Interview lessons learned from our politicians
With all the hullabaloo leading up to the federal election, there’s a thing or two we can learn from our favourite politicians when it comes time for an interview.
Julie Tyios, Special to QMI Agency
Just like the relentless networker, politicians have a reputation for being pushy, loud and, quite often, aggressive. We elect them based on trust — trust in who can do the job best — and their personality has a lot to do with how we perceive them.
Politicians have a tendency to bring out the attack card to gain credibility, but guaranteed it won’t work for you. If you bash a former colleague in an interview, you’ll just end up looking like the difficult one.

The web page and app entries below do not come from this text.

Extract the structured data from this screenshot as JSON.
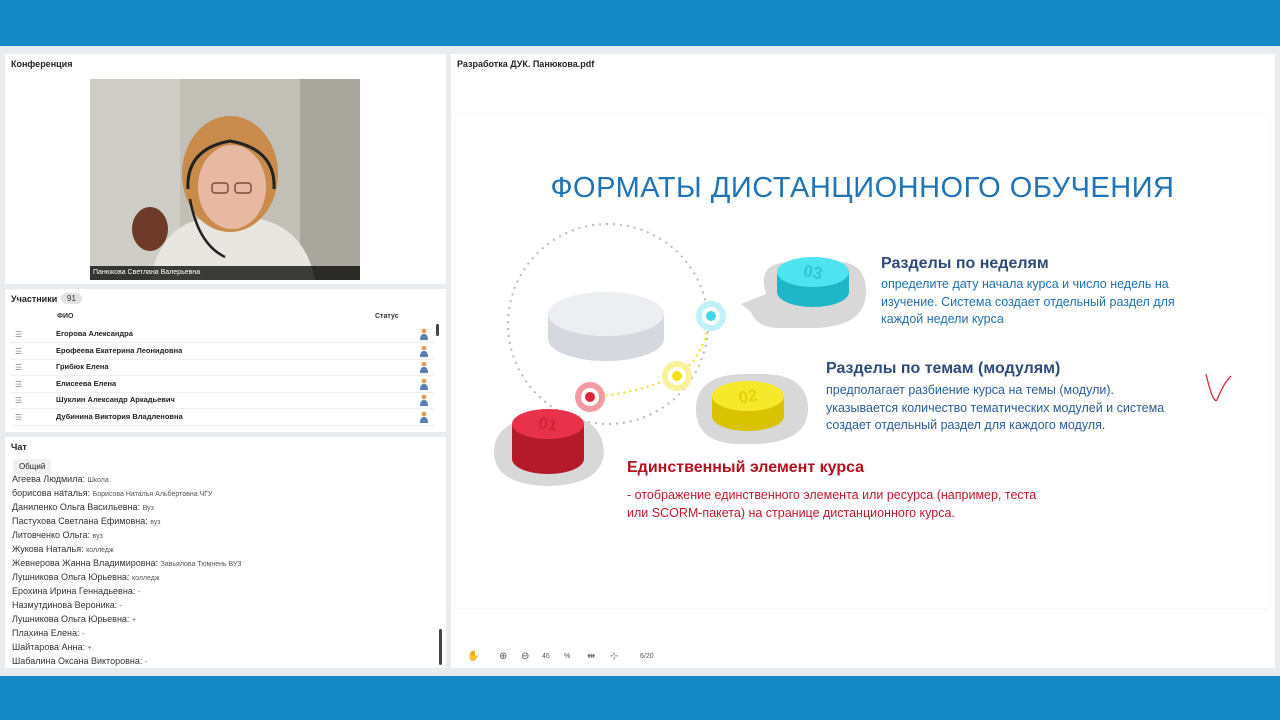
{
  "conference": {
    "title": "Конференция",
    "video_caption": "Панюкова Светлана   Валерьевна"
  },
  "participants": {
    "title": "Участники",
    "count": "91",
    "col_name": "ФИО",
    "col_status": "Статус",
    "rows": [
      "Егорова Александра",
      "Ерофеева Екатерина Леонидовна",
      "Грибюк Елена",
      "Елисеева Елена",
      "Шуклин Александр Аркадьевич",
      "Дубинина Виктория  Владленовна"
    ]
  },
  "chat": {
    "title": "Чат",
    "tab": "Общий",
    "messages": [
      {
        "name": "Агеева Людмила:",
        "text": "Школа"
      },
      {
        "name": "борисова наталья:",
        "text": "Борисова Наталья Альбертовна ЧГУ"
      },
      {
        "name": "Даниленко Ольга  Васильевна:",
        "text": "Вуз"
      },
      {
        "name": "Пастухова  Светлана   Ефимовна:",
        "text": "вуз"
      },
      {
        "name": "Литовченко  Ольга:",
        "text": "вуз"
      },
      {
        "name": "Жукова Наталья:",
        "text": "колледж"
      },
      {
        "name": "Жевнерова Жанна   Владимировна:",
        "text": "Завьялова Тюмнень ВУЗ"
      },
      {
        "name": "Лушникова  Ольга   Юрьевна:",
        "text": "колледж"
      },
      {
        "name": "Ерохина Ирина   Геннадьевна:",
        "text": "-"
      },
      {
        "name": "Назмутдинова Вероника:",
        "text": "-"
      },
      {
        "name": "Лушникова  Ольга   Юрьевна:",
        "text": "+"
      },
      {
        "name": "Плахина Елена:",
        "text": "-"
      },
      {
        "name": "Шайтарова Анна:",
        "text": "+"
      },
      {
        "name": "Шабалина Оксана   Викторовна:",
        "text": "-"
      }
    ]
  },
  "document": {
    "title": "Разработка ДУК. Панюкова.pdf",
    "slide": {
      "title": "ФОРМАТЫ ДИСТАНЦИОННОГО ОБУЧЕНИЯ",
      "sections": [
        {
          "number": "03",
          "heading": "Разделы по неделям",
          "body": [
            "определите дату начала курса и число недель на",
            "изучение. Система создает отдельный раздел для",
            "каждой недели курса"
          ]
        },
        {
          "number": "02",
          "heading": "Разделы по темам (модулям)",
          "body": [
            "предполагает разбиение курса на темы (модули).",
            "указывается количество тематических модулей и система",
            "создает отдельный раздел для каждого модуля."
          ]
        },
        {
          "number": "01",
          "heading": "Единственный элемент курса",
          "body": [
            "- отображение единственного элемента или ресурса (например, теста",
            "или SCORM-пакета) на странице дистанционного курса."
          ]
        }
      ]
    },
    "toolbar": {
      "zoom_value": "46",
      "zoom_unit": "%",
      "page": "6/20"
    }
  },
  "colors": {
    "frame_blue": "#1589c6",
    "title_blue": "#1f73b7",
    "heading_navy": "#2e4a7d",
    "heading_red": "#b3121f",
    "cyan": "#3fd6e6",
    "yellow": "#f2e21a",
    "red": "#e0243a"
  }
}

If someone really made your prior job impossible, think about ways you can explain your difficulties without playing the blame game. Turn your challenges into opportunities.
For example, if someone at your last workplace frequently dropped the ball on communications, don’t go on about it. Instead, you might want to say that you’re looking for a company that encourages teamwork. Think positive and avoid the negative.
If the hiring manager asks you a really pointed question, don’t dodge and deflect (the well-trained politician’s best PR card).
If you don’t feel comfortable answering a question, let them know you’d prefer to answer that one in a second interview. Making up an answer or giving them the runaround won’t help you sell yourself.
Hiring managers take a look at your background to assess your potential. It may seem obvious, but exaggerating your qualifications will give them a false sense about your capabilities.
The worst-case scenario is that they hire you and you can’t perform according to their expectations, which can be a letdown all around. Be honest, and don’t make promises you can’t keep.
Last but not least, take advantage of the opportunity to create a conversation so they can get to know you.
Your skills and prior experience are already on your resumé. An interview is your chance to bring out your personality and win them over.
Oh, and don’t forget to smile.
Rock Your Interview
• Don’t attack colleagues.
• Turn the negative into the positive.
• Be honest.
Julie Tyios is the marketing manager and chief matchmaker at Vestiigo.com, a career destination for young professionals. Contact her at email@example.com.